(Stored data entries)
------------------------------------------------------------------------

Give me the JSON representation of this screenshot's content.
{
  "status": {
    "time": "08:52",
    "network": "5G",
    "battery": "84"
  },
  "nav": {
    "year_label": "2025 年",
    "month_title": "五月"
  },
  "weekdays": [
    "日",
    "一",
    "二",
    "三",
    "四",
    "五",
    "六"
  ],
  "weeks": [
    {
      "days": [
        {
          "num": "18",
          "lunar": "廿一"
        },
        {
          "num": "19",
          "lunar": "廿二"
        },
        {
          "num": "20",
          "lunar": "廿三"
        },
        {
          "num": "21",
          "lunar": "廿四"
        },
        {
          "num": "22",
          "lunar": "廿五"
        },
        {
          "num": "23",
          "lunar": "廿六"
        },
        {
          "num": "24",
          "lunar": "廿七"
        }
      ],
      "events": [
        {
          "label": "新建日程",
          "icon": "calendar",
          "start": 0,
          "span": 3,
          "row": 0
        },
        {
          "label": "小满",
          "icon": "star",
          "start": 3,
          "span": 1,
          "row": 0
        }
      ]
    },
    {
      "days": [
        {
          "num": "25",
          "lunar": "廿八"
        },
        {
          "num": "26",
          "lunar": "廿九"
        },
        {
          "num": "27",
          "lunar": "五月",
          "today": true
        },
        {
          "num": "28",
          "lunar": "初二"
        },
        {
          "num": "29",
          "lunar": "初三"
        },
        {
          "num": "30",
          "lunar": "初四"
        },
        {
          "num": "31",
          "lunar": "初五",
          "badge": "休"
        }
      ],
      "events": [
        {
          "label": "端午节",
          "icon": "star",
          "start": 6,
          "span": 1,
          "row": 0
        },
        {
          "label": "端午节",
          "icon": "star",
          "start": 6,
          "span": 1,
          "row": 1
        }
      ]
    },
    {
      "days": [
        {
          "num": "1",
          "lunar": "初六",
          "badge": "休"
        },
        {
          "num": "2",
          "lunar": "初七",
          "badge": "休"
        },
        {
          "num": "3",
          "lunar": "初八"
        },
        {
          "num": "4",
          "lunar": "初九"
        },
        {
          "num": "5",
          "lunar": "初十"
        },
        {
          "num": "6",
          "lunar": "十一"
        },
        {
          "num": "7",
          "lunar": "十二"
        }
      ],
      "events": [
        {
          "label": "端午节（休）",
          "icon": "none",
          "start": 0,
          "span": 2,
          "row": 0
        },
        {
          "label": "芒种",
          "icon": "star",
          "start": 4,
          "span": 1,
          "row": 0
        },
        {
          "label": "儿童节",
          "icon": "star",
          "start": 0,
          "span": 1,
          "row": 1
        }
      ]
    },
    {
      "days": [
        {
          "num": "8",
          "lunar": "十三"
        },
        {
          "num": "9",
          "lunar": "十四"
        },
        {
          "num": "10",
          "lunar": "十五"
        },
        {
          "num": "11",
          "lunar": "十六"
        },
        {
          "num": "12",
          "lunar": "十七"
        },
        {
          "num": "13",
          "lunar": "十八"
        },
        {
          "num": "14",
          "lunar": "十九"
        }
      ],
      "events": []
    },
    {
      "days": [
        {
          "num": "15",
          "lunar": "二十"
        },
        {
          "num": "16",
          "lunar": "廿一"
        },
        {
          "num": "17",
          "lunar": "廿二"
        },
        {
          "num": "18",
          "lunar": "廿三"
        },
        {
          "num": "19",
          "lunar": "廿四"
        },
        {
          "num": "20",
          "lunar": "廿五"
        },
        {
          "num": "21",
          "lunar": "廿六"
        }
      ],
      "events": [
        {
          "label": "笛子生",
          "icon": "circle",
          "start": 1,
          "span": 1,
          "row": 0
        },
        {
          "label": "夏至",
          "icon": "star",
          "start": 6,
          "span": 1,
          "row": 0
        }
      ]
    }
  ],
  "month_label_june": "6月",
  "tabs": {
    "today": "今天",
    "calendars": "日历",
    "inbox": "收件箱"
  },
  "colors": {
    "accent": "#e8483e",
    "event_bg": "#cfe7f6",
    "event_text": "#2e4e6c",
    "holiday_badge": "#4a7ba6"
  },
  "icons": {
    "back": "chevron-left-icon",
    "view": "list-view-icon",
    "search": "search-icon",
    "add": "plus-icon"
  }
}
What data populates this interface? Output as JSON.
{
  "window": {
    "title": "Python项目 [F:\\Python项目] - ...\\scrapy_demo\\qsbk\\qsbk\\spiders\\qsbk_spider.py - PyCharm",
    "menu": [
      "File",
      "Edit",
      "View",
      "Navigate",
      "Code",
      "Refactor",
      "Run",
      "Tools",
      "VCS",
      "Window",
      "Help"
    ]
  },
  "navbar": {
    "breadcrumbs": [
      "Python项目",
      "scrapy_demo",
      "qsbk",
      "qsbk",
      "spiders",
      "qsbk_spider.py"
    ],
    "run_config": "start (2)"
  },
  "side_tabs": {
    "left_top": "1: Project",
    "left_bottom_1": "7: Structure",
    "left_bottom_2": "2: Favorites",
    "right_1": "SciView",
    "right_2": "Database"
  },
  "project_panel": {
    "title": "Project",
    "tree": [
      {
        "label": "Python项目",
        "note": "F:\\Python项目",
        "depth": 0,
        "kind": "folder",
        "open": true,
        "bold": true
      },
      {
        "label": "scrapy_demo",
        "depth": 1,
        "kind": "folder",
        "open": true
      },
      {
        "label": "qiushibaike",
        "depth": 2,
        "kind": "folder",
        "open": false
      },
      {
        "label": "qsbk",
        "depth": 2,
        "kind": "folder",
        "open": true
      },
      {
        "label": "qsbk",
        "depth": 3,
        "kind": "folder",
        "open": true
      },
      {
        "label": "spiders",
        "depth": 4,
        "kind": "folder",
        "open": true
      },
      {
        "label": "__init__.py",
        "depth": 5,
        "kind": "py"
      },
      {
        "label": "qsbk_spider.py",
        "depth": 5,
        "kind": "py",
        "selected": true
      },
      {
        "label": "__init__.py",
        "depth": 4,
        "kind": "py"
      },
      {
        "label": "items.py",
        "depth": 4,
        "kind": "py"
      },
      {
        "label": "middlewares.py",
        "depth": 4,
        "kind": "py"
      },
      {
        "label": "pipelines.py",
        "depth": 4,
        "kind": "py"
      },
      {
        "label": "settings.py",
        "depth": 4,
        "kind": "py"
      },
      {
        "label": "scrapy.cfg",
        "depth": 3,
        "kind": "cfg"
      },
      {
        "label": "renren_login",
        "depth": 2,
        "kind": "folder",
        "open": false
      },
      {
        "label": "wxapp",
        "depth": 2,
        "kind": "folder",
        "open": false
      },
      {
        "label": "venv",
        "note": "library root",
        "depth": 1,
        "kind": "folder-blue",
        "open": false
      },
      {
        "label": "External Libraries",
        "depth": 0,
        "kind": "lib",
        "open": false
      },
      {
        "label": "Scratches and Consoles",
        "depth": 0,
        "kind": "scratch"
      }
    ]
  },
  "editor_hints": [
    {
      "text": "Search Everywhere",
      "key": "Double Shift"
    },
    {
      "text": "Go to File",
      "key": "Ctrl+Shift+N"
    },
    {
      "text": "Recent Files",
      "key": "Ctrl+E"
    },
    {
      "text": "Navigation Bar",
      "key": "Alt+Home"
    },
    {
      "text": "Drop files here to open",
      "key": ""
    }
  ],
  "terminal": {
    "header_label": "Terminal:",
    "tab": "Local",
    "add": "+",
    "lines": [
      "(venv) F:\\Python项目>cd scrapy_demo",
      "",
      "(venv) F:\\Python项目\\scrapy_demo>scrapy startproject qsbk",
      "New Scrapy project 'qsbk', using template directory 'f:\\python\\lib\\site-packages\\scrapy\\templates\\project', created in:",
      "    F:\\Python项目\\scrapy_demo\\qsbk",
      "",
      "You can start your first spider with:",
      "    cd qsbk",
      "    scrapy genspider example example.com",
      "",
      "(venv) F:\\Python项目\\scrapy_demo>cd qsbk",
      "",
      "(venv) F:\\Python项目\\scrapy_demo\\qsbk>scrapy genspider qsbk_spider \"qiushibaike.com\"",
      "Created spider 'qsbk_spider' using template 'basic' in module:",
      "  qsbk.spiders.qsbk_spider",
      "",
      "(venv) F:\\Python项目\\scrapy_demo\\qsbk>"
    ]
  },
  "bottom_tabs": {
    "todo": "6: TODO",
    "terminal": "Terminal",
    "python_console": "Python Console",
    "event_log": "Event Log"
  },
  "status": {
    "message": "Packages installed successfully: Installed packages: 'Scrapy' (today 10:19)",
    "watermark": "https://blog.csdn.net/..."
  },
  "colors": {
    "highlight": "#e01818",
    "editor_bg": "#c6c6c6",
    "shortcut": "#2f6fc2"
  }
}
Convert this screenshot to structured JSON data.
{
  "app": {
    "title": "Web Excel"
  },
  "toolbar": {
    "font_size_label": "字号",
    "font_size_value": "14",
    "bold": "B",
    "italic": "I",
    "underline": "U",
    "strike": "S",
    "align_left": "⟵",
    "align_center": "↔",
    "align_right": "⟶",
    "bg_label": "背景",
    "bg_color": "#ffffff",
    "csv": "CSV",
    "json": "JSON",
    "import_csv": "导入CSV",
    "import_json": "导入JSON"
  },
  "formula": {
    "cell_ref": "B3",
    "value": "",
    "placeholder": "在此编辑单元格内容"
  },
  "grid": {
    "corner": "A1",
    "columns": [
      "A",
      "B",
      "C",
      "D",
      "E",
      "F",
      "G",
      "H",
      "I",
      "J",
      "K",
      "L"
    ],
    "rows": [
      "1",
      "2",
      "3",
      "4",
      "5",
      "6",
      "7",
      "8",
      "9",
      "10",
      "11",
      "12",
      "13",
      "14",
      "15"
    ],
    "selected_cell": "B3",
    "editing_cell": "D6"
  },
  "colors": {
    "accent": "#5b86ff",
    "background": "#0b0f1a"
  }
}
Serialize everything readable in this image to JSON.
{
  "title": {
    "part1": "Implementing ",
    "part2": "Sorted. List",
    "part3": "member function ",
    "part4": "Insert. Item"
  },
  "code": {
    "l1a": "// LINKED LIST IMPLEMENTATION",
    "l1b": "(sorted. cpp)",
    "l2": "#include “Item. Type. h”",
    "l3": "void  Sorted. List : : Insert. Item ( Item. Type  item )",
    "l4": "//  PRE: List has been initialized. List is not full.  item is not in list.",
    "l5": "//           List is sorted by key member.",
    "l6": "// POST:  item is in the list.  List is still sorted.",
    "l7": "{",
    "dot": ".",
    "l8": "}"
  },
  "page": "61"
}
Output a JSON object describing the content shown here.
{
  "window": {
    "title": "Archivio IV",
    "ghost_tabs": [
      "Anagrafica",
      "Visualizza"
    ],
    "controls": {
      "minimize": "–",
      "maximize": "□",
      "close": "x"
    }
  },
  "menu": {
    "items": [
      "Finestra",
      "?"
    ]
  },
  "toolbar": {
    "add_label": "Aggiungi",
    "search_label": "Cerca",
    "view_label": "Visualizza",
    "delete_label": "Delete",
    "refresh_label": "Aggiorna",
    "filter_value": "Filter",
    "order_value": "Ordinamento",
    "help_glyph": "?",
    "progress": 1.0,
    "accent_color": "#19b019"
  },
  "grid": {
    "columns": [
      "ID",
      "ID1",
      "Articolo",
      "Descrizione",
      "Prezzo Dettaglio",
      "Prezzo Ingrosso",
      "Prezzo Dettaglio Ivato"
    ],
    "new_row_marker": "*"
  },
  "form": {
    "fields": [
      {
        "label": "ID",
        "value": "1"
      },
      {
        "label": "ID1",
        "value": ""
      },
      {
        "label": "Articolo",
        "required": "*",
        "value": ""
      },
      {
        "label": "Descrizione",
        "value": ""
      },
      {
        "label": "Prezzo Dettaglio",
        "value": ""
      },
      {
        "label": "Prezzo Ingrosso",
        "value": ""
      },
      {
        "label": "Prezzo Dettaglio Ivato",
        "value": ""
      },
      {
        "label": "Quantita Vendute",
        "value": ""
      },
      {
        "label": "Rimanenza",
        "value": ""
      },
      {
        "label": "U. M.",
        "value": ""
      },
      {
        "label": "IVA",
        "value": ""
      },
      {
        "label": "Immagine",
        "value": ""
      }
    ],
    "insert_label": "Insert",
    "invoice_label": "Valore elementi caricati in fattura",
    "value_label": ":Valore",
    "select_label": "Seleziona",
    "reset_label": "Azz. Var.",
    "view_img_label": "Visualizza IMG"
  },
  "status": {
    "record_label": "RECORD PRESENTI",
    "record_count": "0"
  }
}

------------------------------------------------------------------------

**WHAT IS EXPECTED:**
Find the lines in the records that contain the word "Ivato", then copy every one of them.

**RESULT OF THIS TASK:**
      "Prezzo Dettaglio Ivato"
        "label": "Prezzo Dettaglio Ivato",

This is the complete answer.